═══ Records for this task ═══

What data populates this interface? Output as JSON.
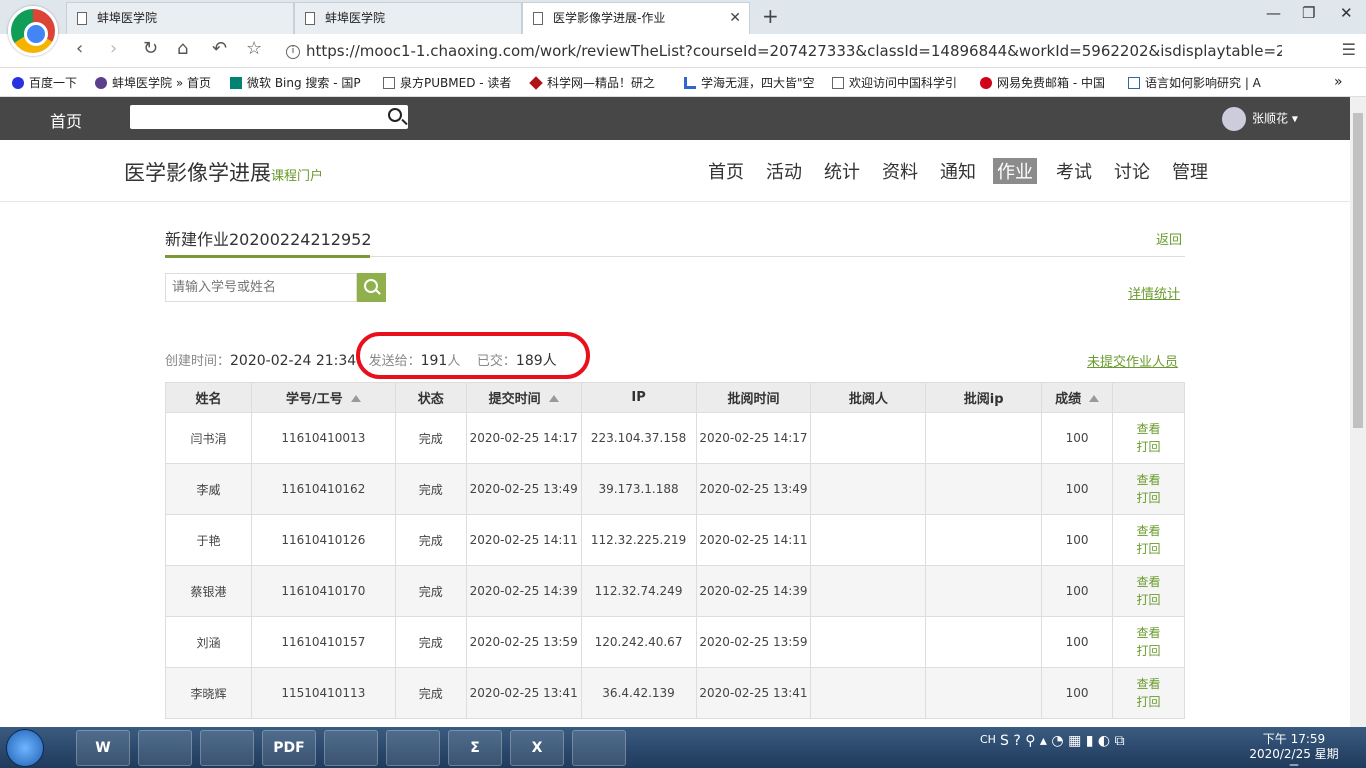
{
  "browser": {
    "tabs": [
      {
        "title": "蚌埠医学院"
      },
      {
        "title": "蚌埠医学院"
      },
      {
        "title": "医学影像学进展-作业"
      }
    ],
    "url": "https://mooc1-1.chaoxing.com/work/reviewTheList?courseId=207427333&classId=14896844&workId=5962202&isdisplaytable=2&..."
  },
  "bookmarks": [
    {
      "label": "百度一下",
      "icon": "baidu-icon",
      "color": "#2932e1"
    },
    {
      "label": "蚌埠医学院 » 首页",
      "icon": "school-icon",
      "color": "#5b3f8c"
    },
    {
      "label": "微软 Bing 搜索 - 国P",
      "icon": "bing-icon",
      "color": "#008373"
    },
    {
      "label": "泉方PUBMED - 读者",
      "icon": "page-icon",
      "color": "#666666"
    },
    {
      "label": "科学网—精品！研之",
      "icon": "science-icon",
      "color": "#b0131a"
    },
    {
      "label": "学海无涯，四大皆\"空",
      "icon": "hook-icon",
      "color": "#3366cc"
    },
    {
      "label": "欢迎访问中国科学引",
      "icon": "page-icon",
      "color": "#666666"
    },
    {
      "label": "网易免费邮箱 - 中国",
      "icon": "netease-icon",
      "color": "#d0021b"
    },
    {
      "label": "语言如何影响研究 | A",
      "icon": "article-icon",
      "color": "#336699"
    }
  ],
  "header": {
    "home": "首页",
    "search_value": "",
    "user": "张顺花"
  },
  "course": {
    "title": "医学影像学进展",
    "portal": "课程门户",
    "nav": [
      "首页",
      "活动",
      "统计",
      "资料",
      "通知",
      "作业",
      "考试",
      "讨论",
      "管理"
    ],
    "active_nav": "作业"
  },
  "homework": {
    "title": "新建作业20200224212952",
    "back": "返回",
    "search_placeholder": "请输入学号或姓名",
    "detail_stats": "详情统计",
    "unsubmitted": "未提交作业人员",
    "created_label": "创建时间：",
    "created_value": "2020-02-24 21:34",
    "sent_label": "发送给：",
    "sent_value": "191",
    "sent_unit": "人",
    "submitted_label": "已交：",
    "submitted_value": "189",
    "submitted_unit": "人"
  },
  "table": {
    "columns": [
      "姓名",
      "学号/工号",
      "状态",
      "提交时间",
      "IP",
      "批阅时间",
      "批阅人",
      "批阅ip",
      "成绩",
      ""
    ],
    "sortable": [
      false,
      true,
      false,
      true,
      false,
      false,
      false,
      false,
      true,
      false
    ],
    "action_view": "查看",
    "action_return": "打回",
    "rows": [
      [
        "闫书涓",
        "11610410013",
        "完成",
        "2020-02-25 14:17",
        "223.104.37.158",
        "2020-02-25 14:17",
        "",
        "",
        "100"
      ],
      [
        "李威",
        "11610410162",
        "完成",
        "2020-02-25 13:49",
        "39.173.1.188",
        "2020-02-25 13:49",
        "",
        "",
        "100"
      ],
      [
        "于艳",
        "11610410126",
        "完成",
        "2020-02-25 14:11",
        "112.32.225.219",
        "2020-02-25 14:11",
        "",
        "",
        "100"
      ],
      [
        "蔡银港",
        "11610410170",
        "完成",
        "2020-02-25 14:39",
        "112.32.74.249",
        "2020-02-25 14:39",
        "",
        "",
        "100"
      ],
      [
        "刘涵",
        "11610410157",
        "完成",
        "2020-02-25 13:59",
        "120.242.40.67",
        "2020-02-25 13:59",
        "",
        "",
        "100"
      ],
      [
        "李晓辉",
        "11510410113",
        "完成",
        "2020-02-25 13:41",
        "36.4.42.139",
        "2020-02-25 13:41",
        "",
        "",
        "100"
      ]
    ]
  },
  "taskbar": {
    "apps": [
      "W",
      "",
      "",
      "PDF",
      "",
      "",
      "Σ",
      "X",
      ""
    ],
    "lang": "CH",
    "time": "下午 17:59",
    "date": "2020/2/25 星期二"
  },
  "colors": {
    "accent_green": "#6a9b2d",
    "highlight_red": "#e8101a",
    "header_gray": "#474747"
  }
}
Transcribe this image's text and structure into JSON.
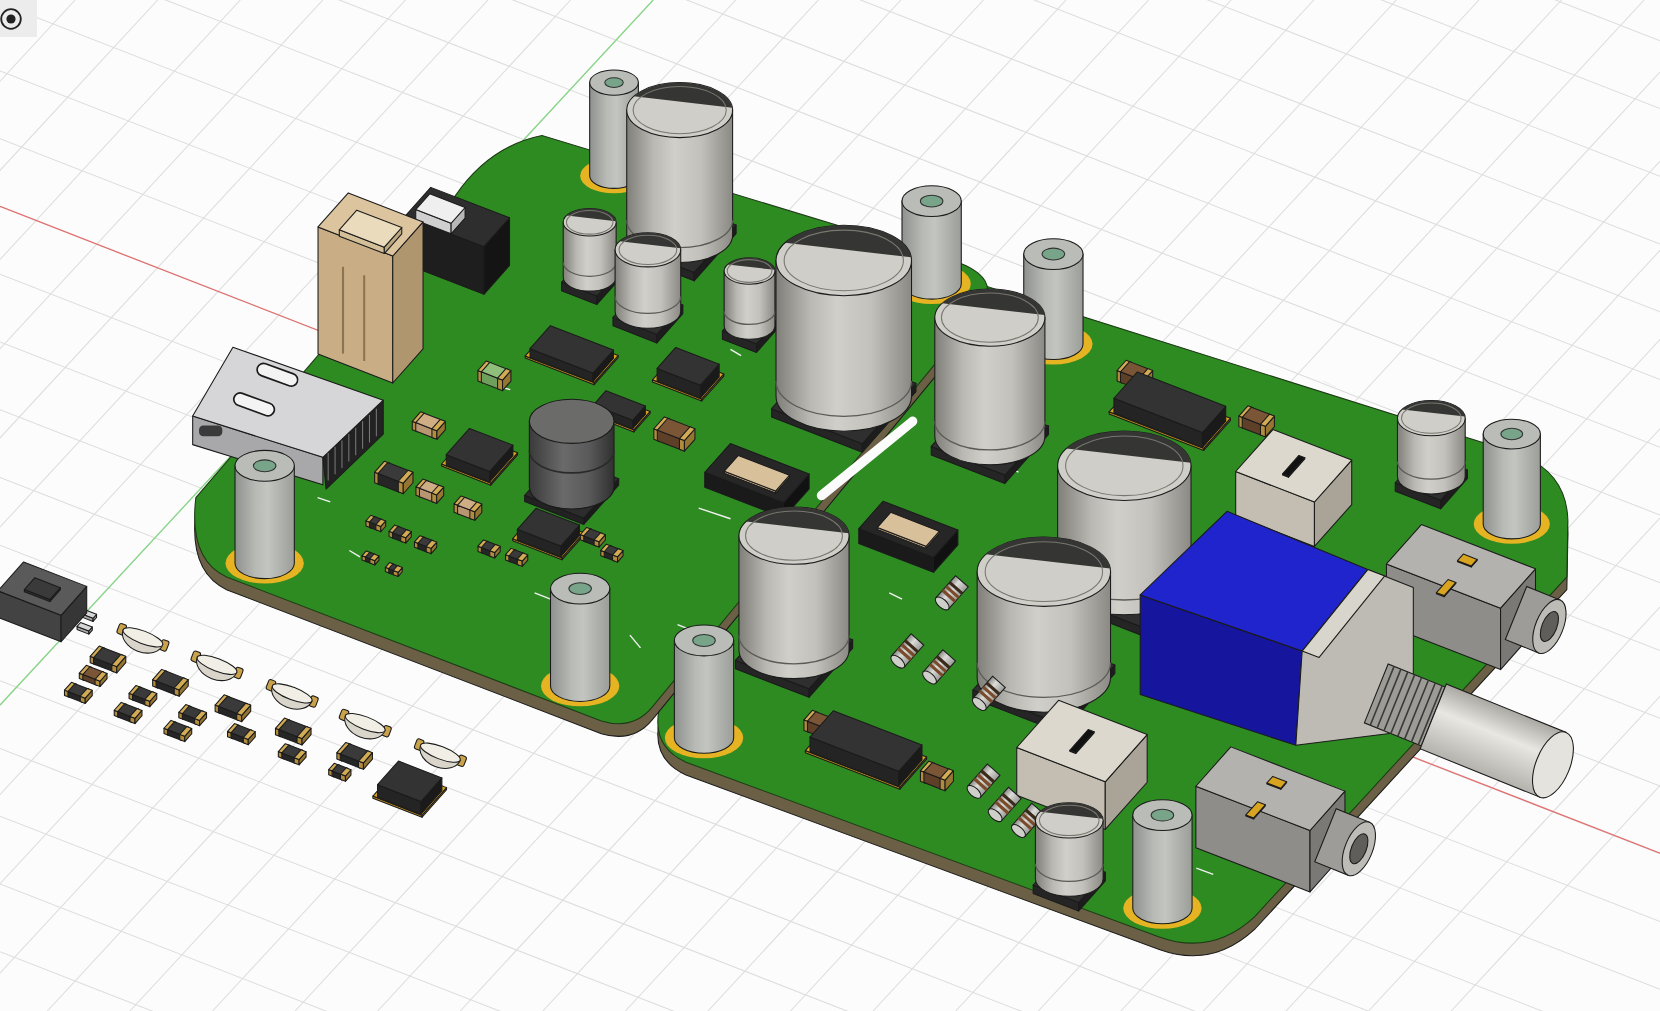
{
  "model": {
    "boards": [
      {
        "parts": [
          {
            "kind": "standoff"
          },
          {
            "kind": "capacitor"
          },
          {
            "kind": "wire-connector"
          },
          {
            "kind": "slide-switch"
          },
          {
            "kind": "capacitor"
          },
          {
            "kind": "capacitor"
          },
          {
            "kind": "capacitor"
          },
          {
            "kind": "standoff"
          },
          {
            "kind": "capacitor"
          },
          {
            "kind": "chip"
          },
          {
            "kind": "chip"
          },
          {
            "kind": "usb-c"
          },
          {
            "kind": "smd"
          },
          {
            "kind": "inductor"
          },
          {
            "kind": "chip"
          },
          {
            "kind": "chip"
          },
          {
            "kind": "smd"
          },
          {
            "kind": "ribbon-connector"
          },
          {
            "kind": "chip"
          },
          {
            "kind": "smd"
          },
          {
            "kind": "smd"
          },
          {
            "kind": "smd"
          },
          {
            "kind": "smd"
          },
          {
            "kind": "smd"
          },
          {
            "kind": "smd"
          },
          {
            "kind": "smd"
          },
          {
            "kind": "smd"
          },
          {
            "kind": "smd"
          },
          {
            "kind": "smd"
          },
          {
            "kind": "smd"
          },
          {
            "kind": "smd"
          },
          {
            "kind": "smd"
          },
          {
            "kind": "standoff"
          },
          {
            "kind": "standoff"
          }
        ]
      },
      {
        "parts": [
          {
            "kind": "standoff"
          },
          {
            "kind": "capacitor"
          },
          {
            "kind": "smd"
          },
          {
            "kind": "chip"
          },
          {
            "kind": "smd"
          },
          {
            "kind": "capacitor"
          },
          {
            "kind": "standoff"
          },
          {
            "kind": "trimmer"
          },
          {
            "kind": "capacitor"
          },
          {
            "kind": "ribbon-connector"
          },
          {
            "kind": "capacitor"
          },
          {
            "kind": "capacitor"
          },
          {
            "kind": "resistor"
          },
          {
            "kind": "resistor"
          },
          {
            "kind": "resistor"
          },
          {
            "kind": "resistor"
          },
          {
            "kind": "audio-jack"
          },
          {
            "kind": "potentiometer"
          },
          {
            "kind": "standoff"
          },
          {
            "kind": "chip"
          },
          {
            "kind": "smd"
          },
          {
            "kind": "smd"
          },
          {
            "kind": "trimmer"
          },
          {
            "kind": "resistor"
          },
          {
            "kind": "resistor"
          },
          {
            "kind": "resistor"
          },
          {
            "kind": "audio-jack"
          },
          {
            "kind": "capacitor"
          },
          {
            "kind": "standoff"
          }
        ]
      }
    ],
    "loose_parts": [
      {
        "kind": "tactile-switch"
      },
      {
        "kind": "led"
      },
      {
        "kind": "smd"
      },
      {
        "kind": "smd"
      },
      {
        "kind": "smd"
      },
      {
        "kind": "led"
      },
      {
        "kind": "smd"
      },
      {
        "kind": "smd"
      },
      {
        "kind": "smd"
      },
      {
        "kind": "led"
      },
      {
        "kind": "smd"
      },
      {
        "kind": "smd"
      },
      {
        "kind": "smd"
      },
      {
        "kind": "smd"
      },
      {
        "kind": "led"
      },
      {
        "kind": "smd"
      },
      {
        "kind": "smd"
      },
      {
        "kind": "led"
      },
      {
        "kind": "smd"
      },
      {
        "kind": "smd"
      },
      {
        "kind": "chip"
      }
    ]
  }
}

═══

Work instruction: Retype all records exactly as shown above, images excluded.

Your response:
What data populates this interface? Output as JSON.
{
  "browser": {
    "tabs": [
      {
        "title": "蚌埠医学院"
      },
      {
        "title": "蚌埠医学院"
      },
      {
        "title": "医学影像学进展-作业"
      }
    ],
    "url": "https://mooc1-1.chaoxing.com/work/reviewTheList?courseId=207427333&classId=14896844&workId=5962202&isdisplaytable=2&..."
  },
  "bookmarks": [
    {
      "label": "百度一下",
      "icon": "baidu-icon",
      "color": "#2932e1"
    },
    {
      "label": "蚌埠医学院 » 首页",
      "icon": "school-icon",
      "color": "#5b3f8c"
    },
    {
      "label": "微软 Bing 搜索 - 国P",
      "icon": "bing-icon",
      "color": "#008373"
    },
    {
      "label": "泉方PUBMED - 读者",
      "icon": "page-icon",
      "color": "#666666"
    },
    {
      "label": "科学网—精品！研之",
      "icon": "science-icon",
      "color": "#b0131a"
    },
    {
      "label": "学海无涯，四大皆\"空",
      "icon": "hook-icon",
      "color": "#3366cc"
    },
    {
      "label": "欢迎访问中国科学引",
      "icon": "page-icon",
      "color": "#666666"
    },
    {
      "label": "网易免费邮箱 - 中国",
      "icon": "netease-icon",
      "color": "#d0021b"
    },
    {
      "label": "语言如何影响研究 | A",
      "icon": "article-icon",
      "color": "#336699"
    }
  ],
  "header": {
    "home": "首页",
    "search_value": "",
    "user": "张顺花"
  },
  "course": {
    "title": "医学影像学进展",
    "portal": "课程门户",
    "nav": [
      "首页",
      "活动",
      "统计",
      "资料",
      "通知",
      "作业",
      "考试",
      "讨论",
      "管理"
    ],
    "active_nav": "作业"
  },
  "homework": {
    "title": "新建作业20200224212952",
    "back": "返回",
    "search_placeholder": "请输入学号或姓名",
    "detail_stats": "详情统计",
    "unsubmitted": "未提交作业人员",
    "created_label": "创建时间：",
    "created_value": "2020-02-24 21:34",
    "sent_label": "发送给：",
    "sent_value": "191",
    "sent_unit": "人",
    "submitted_label": "已交：",
    "submitted_value": "189",
    "submitted_unit": "人"
  },
  "table": {
    "columns": [
      "姓名",
      "学号/工号",
      "状态",
      "提交时间",
      "IP",
      "批阅时间",
      "批阅人",
      "批阅ip",
      "成绩",
      ""
    ],
    "sortable": [
      false,
      true,
      false,
      true,
      false,
      false,
      false,
      false,
      true,
      false
    ],
    "action_view": "查看",
    "action_return": "打回",
    "rows": [
      [
        "闫书涓",
        "11610410013",
        "完成",
        "2020-02-25 14:17",
        "223.104.37.158",
        "2020-02-25 14:17",
        "",
        "",
        "100"
      ],
      [
        "李威",
        "11610410162",
        "完成",
        "2020-02-25 13:49",
        "39.173.1.188",
        "2020-02-25 13:49",
        "",
        "",
        "100"
      ],
      [
        "于艳",
        "11610410126",
        "完成",
        "2020-02-25 14:11",
        "112.32.225.219",
        "2020-02-25 14:11",
        "",
        "",
        "100"
      ],
      [
        "蔡银港",
        "11610410170",
        "完成",
        "2020-02-25 14:39",
        "112.32.74.249",
        "2020-02-25 14:39",
        "",
        "",
        "100"
      ],
      [
        "刘涵",
        "11610410157",
        "完成",
        "2020-02-25 13:59",
        "120.242.40.67",
        "2020-02-25 13:59",
        "",
        "",
        "100"
      ],
      [
        "李晓辉",
        "11510410113",
        "完成",
        "2020-02-25 13:41",
        "36.4.42.139",
        "2020-02-25 13:41",
        "",
        "",
        "100"
      ]
    ]
  },
  "taskbar": {
    "apps": [
      "W",
      "",
      "",
      "PDF",
      "",
      "",
      "Σ",
      "X",
      ""
    ],
    "lang": "CH",
    "time": "下午 17:59",
    "date": "2020/2/25 星期二"
  },
  "colors": {
    "accent_green": "#6a9b2d",
    "highlight_red": "#e8101a",
    "header_gray": "#474747"
  }
}
Transcribe this image's text and structure into JSON.
{
  "model": {
    "boards": [
      {
        "parts": [
          {
            "kind": "standoff"
          },
          {
            "kind": "capacitor"
          },
          {
            "kind": "wire-connector"
          },
          {
            "kind": "slide-switch"
          },
          {
            "kind": "capacitor"
          },
          {
            "kind": "capacitor"
          },
          {
            "kind": "capacitor"
          },
          {
            "kind": "standoff"
          },
          {
            "kind": "capacitor"
          },
          {
            "kind": "chip"
          },
          {
            "kind": "chip"
          },
          {
            "kind": "usb-c"
          },
          {
            "kind": "smd"
          },
          {
            "kind": "inductor"
          },
          {
            "kind": "chip"
          },
          {
            "kind": "chip"
          },
          {
            "kind": "smd"
          },
          {
            "kind": "ribbon-connector"
          },
          {
            "kind": "chip"
          },
          {
            "kind": "smd"
          },
          {
            "kind": "smd"
          },
          {
            "kind": "smd"
          },
          {
            "kind": "smd"
          },
          {
            "kind": "smd"
          },
          {
            "kind": "smd"
          },
          {
            "kind": "smd"
          },
          {
            "kind": "smd"
          },
          {
            "kind": "smd"
          },
          {
            "kind": "smd"
          },
          {
            "kind": "smd"
          },
          {
            "kind": "smd"
          },
          {
            "kind": "smd"
          },
          {
            "kind": "standoff"
          },
          {
            "kind": "standoff"
          }
        ]
      },
      {
        "parts": [
          {
            "kind": "standoff"
          },
          {
            "kind": "capacitor"
          },
          {
            "kind": "smd"
          },
          {
            "kind": "chip"
          },
          {
            "kind": "smd"
          },
          {
            "kind": "capacitor"
          },
          {
            "kind": "standoff"
          },
          {
            "kind": "trimmer"
          },
          {
            "kind": "capacitor"
          },
          {
            "kind": "ribbon-connector"
          },
          {
            "kind": "capacitor"
          },
          {
            "kind": "capacitor"
          },
          {
            "kind": "resistor"
          },
          {
            "kind": "resistor"
          },
          {
            "kind": "resistor"
          },
          {
            "kind": "resistor"
          },
          {
            "kind": "audio-jack"
          },
          {
            "kind": "potentiometer"
          },
          {
            "kind": "standoff"
          },
          {
            "kind": "chip"
          },
          {
            "kind": "smd"
          },
          {
            "kind": "smd"
          },
          {
            "kind": "trimmer"
          },
          {
            "kind": "resistor"
          },
          {
            "kind": "resistor"
          },
          {
            "kind": "resistor"
          },
          {
            "kind": "audio-jack"
          },
          {
            "kind": "capacitor"
          },
          {
            "kind": "standoff"
          }
        ]
      }
    ],
    "loose_parts": [
      {
        "kind": "tactile-switch"
      },
      {
        "kind": "led"
      },
      {
        "kind": "smd"
      },
      {
        "kind": "smd"
      },
      {
        "kind": "smd"
      },
      {
        "kind": "led"
      },
      {
        "kind": "smd"
      },
      {
        "kind": "smd"
      },
      {
        "kind": "smd"
      },
      {
        "kind": "led"
      },
      {
        "kind": "smd"
      },
      {
        "kind": "smd"
      },
      {
        "kind": "smd"
      },
      {
        "kind": "smd"
      },
      {
        "kind": "led"
      },
      {
        "kind": "smd"
      },
      {
        "kind": "smd"
      },
      {
        "kind": "led"
      },
      {
        "kind": "smd"
      },
      {
        "kind": "smd"
      },
      {
        "kind": "chip"
      }
    ]
  }
}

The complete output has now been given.